App and web page records
━━━━
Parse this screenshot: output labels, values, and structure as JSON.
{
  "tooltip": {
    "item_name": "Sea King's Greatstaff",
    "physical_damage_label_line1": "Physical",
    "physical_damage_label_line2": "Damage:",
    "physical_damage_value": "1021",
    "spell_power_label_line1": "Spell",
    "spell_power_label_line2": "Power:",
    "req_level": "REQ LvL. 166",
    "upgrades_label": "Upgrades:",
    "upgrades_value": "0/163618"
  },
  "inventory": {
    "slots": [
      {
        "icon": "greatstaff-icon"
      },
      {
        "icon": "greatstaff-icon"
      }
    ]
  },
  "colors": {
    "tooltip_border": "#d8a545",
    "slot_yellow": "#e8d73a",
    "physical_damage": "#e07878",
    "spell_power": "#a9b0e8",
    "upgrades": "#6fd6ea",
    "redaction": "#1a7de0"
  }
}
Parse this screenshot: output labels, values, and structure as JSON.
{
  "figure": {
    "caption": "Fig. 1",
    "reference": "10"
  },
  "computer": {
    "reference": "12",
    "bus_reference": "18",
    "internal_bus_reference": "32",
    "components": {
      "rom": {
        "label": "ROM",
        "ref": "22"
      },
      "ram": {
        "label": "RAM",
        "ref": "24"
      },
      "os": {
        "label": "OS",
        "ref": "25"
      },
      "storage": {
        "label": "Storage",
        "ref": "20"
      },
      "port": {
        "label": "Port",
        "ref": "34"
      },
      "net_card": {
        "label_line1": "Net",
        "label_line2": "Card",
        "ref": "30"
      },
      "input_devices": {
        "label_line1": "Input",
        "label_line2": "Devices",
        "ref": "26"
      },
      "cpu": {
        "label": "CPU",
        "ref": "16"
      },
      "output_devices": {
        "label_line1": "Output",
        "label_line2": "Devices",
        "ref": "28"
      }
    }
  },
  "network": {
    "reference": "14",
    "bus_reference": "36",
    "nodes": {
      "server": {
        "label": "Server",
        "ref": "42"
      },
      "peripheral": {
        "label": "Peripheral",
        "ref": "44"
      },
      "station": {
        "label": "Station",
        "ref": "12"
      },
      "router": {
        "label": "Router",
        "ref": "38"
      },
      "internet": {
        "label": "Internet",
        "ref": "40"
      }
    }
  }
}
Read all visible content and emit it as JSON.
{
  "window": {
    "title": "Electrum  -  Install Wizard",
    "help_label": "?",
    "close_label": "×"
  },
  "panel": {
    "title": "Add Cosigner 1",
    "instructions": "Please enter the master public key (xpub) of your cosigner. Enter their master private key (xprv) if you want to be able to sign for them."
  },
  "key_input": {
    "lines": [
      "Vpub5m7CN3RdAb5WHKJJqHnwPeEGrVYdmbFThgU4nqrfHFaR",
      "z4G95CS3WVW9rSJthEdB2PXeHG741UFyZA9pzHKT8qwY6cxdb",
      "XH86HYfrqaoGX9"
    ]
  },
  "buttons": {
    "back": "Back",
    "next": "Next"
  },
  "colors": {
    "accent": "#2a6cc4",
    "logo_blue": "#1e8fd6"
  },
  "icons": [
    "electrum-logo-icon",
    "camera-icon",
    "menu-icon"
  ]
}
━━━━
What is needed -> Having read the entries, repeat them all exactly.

Solution to this task ->
Parse this screenshot: output labels, values, and structure as JSON.
{
  "tooltip": {
    "item_name": "Sea King's Greatstaff",
    "physical_damage_label_line1": "Physical",
    "physical_damage_label_line2": "Damage:",
    "physical_damage_value": "1021",
    "spell_power_label_line1": "Spell",
    "spell_power_label_line2": "Power:",
    "req_level": "REQ LvL. 166",
    "upgrades_label": "Upgrades:",
    "upgrades_value": "0/163618"
  },
  "inventory": {
    "slots": [
      {
        "icon": "greatstaff-icon"
      },
      {
        "icon": "greatstaff-icon"
      }
    ]
  },
  "colors": {
    "tooltip_border": "#d8a545",
    "slot_yellow": "#e8d73a",
    "physical_damage": "#e07878",
    "spell_power": "#a9b0e8",
    "upgrades": "#6fd6ea",
    "redaction": "#1a7de0"
  }
}
Parse this screenshot: output labels, values, and structure as JSON.
{
  "figure": {
    "caption": "Fig. 1",
    "reference": "10"
  },
  "computer": {
    "reference": "12",
    "bus_reference": "18",
    "internal_bus_reference": "32",
    "components": {
      "rom": {
        "label": "ROM",
        "ref": "22"
      },
      "ram": {
        "label": "RAM",
        "ref": "24"
      },
      "os": {
        "label": "OS",
        "ref": "25"
      },
      "storage": {
        "label": "Storage",
        "ref": "20"
      },
      "port": {
        "label": "Port",
        "ref": "34"
      },
      "net_card": {
        "label_line1": "Net",
        "label_line2": "Card",
        "ref": "30"
      },
      "input_devices": {
        "label_line1": "Input",
        "label_line2": "Devices",
        "ref": "26"
      },
      "cpu": {
        "label": "CPU",
        "ref": "16"
      },
      "output_devices": {
        "label_line1": "Output",
        "label_line2": "Devices",
        "ref": "28"
      }
    }
  },
  "network": {
    "reference": "14",
    "bus_reference": "36",
    "nodes": {
      "server": {
        "label": "Server",
        "ref": "42"
      },
      "peripheral": {
        "label": "Peripheral",
        "ref": "44"
      },
      "station": {
        "label": "Station",
        "ref": "12"
      },
      "router": {
        "label": "Router",
        "ref": "38"
      },
      "internet": {
        "label": "Internet",
        "ref": "40"
      }
    }
  }
}
Read all visible content and emit it as JSON.
{
  "window": {
    "title": "Electrum  -  Install Wizard",
    "help_label": "?",
    "close_label": "×"
  },
  "panel": {
    "title": "Add Cosigner 1",
    "instructions": "Please enter the master public key (xpub) of your cosigner. Enter their master private key (xprv) if you want to be able to sign for them."
  },
  "key_input": {
    "lines": [
      "Vpub5m7CN3RdAb5WHKJJqHnwPeEGrVYdmbFThgU4nqrfHFaR",
      "z4G95CS3WVW9rSJthEdB2PXeHG741UFyZA9pzHKT8qwY6cxdb",
      "XH86HYfrqaoGX9"
    ]
  },
  "buttons": {
    "back": "Back",
    "next": "Next"
  },
  "colors": {
    "accent": "#2a6cc4",
    "logo_blue": "#1e8fd6"
  },
  "icons": [
    "electrum-logo-icon",
    "camera-icon",
    "menu-icon"
  ]
}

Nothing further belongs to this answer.